Last year, a team of nurses at Hartford Hospital in Connecticut asked Earl Morrison, the hospital’s mechanical assistant, if he could create a cart so that intensive care patients could move around the hospital and take their medical equipment with them. They had learned that Johns Hopkins University Hospital had improved recovery times and rates for its ICU patients by having them get up and walk while still on a respirator. But the Hartford work team couldn’t find a manufacturer that made mobile carts to carry around the heavy equipment.
They had inquired at conferences and contacted larger hospitals, to no avail. They were just about to ask the hospital for capital funds to make something from scratch, when Morrison’s name came up.
Morrison, who has worked at Hartford Hospital for 18 years, is known on the floors as a guy who only fixes things, but he also builds them. Custom car engine fabrication is one of his hobbies; it’s something he taught himself as a new immigrant from Jamaica before he even learned to drive. “I saw a Mazda Rx7 and I wanted it,” he says. “It had a blown motor. I bought it anyway. I bought my first set of tools and, from there, I just went on.
When his co-workers need a piece of equipment mounted with a special bracket or, say, a customized IV pole, Earl’s the one they call.
Morrison said, “Sure” to the ICU request, and he began to work up something.
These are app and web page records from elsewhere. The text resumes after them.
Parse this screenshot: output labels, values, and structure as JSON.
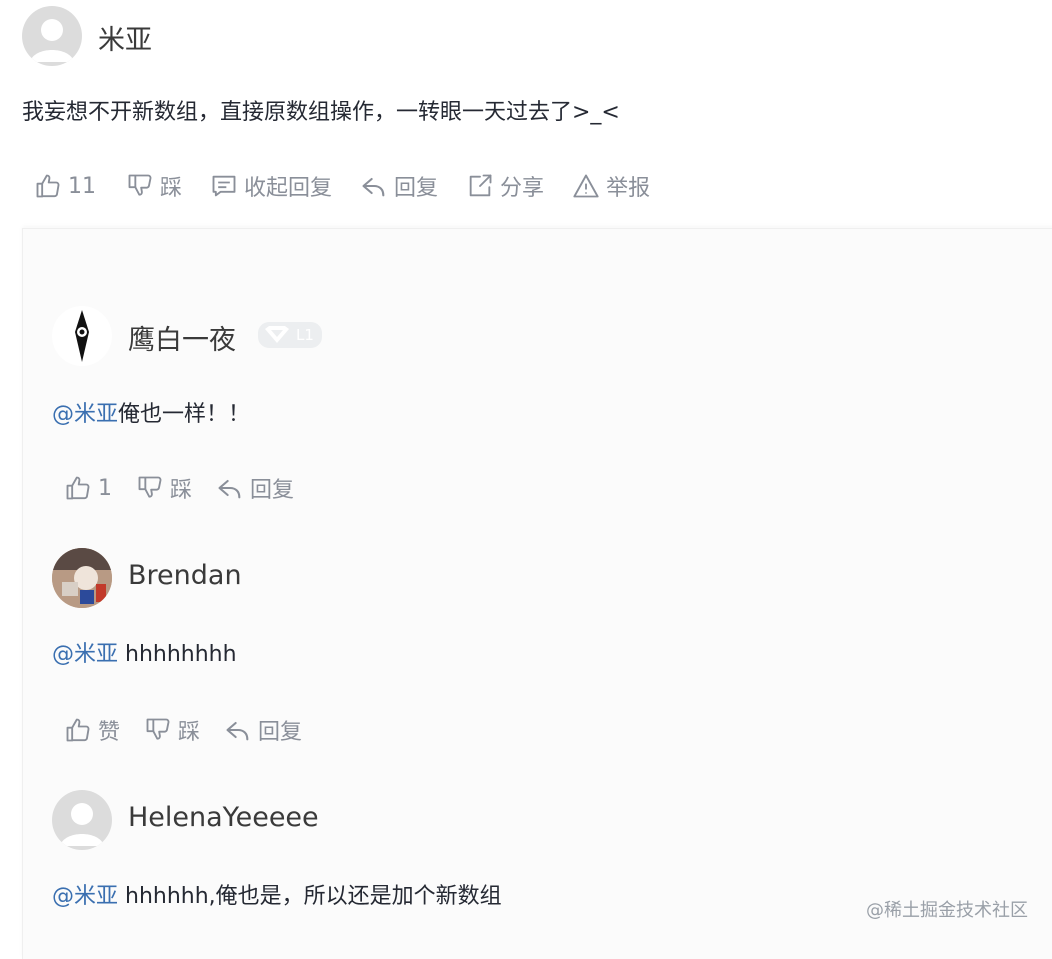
{
  "main_comment": {
    "author": "米亚",
    "content": "我妄想不开新数组，直接原数组操作，一转眼一天过去了>_<",
    "actions": {
      "like_count": "11",
      "dislike": "踩",
      "collapse_replies": "收起回复",
      "reply": "回复",
      "share": "分享",
      "report": "举报"
    }
  },
  "replies": [
    {
      "author": "鹰白一夜",
      "level_badge": "L1",
      "mention": "@米亚",
      "content": "俺也一样！！",
      "like_count": "1",
      "dislike": "踩",
      "reply": "回复"
    },
    {
      "author": "Brendan",
      "mention": "@米亚",
      "content": " hhhhhhhh",
      "like": "赞",
      "dislike": "踩",
      "reply": "回复"
    },
    {
      "author": "HelenaYeeeee",
      "mention": "@米亚",
      "content": " hhhhhh,俺也是，所以还是加个新数组"
    }
  ],
  "watermark": "@稀土掘金技术社区",
  "colors": {
    "mention": "#3a6fb0",
    "action_gray": "#8a8f99",
    "text": "#252933"
  }
}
His co-workers figured it would take him a while.
He showed up a day later with a mobile cart made from metal scraps he had found lying around the shop, including an old computer work station that he disassembled and reconfigured.
The mobile unit, propelled by bodyweight as the patient leans on it for support, carries a heart monitor, breathing ventilator, an IV pole, a triple bypass pump, a Foley catheter and two oxygen tanks (one on either side to balance the weight). It includes thoughtful touches like a heart monitor that faces out, so the nurses can read it easily, and casters instead of stationary wheels so it’s easy to maneuver on the hospital’s pitched floors.
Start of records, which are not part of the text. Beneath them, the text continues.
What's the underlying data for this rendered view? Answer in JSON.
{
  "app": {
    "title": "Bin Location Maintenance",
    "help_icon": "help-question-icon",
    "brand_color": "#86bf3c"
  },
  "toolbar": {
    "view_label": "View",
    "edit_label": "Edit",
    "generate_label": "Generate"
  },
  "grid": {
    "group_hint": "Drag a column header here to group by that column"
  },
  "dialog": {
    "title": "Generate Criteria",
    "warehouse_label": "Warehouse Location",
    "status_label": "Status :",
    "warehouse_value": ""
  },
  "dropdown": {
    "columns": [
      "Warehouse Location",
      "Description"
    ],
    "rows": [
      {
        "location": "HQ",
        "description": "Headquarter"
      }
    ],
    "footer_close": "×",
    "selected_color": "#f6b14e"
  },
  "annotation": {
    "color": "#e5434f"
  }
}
“When I took it back to the floor, they were blown out of their minds,” says Morrison. “It was like, ‘What is this?’ ”
A hospital staffer suggested they name the new device EARL and hold a contest to determine what the letters would stand for. The winner: Early Ambulation Rehabilitates Lives.
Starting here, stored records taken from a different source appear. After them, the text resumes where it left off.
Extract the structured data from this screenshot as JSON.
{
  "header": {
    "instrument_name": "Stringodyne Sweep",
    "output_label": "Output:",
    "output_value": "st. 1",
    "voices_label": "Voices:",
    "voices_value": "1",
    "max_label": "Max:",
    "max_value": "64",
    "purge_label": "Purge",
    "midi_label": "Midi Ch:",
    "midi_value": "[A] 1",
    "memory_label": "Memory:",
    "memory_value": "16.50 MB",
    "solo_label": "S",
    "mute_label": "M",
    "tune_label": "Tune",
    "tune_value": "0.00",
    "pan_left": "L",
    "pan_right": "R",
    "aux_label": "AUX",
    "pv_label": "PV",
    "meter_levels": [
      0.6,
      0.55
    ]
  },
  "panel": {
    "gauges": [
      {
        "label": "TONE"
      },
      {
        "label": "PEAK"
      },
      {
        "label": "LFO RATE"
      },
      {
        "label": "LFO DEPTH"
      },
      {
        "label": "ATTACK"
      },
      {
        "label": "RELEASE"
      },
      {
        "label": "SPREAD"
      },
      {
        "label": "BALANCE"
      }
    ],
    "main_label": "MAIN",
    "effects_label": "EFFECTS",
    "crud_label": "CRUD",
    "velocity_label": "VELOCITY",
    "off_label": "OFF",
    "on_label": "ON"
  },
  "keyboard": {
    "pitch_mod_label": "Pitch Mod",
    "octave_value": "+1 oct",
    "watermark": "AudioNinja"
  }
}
Saimir Sharofi, manager of respiratory services at Hartford Hospital, was impressed by Earl’s “ingenious piece,” but not all that surprised. “I’ll be honest with you. I’ve worked with Earl awhile and used his knowledge for several other projects. He’s very good at coming up with useful ideas.
Sharofi is currently working on a project to ensure safe oxygen portability, such as oxygen caddies or holders. Morrison “gave me some nice suggestions on where to get the proper equipment,” Sharofi says. “He’s going to ensure that the equipment is proper as well, and check engineering, and then it’s going to be placed on the floor.”
He says EARL has helped nearly 100 patients on ventilators get up and moving in the year it’s been rolling along the hospital floors. “It helps them to regain some of the muscles that haven’t been used in awhile,” Sharofi says. “And just moving — from lying down to standing to walking — improves lung function. The outcome is better, the ICU days are decreased and their recovery is faster.”
Medical device companies have expressed interest in manufacturing more EARLs, Sharofi notes, but the legal and behind-the-scenes details have yet to be worked out.
Meanwhile, Morrison earned praise from the hospital’s chief operating officer, Jeffrey A. Flaks, in a Centers for Medicare & Medicaid Services newsletter, and won the Hartford Business Journal’s Advancements in Health Care Innovation Award.
Requests are coming in from other parts of the hospital asking Morrison if he can work up more of the carts. “It would not be from scrap parts anymore,” Morrison qualifies. “It would be all new parts.”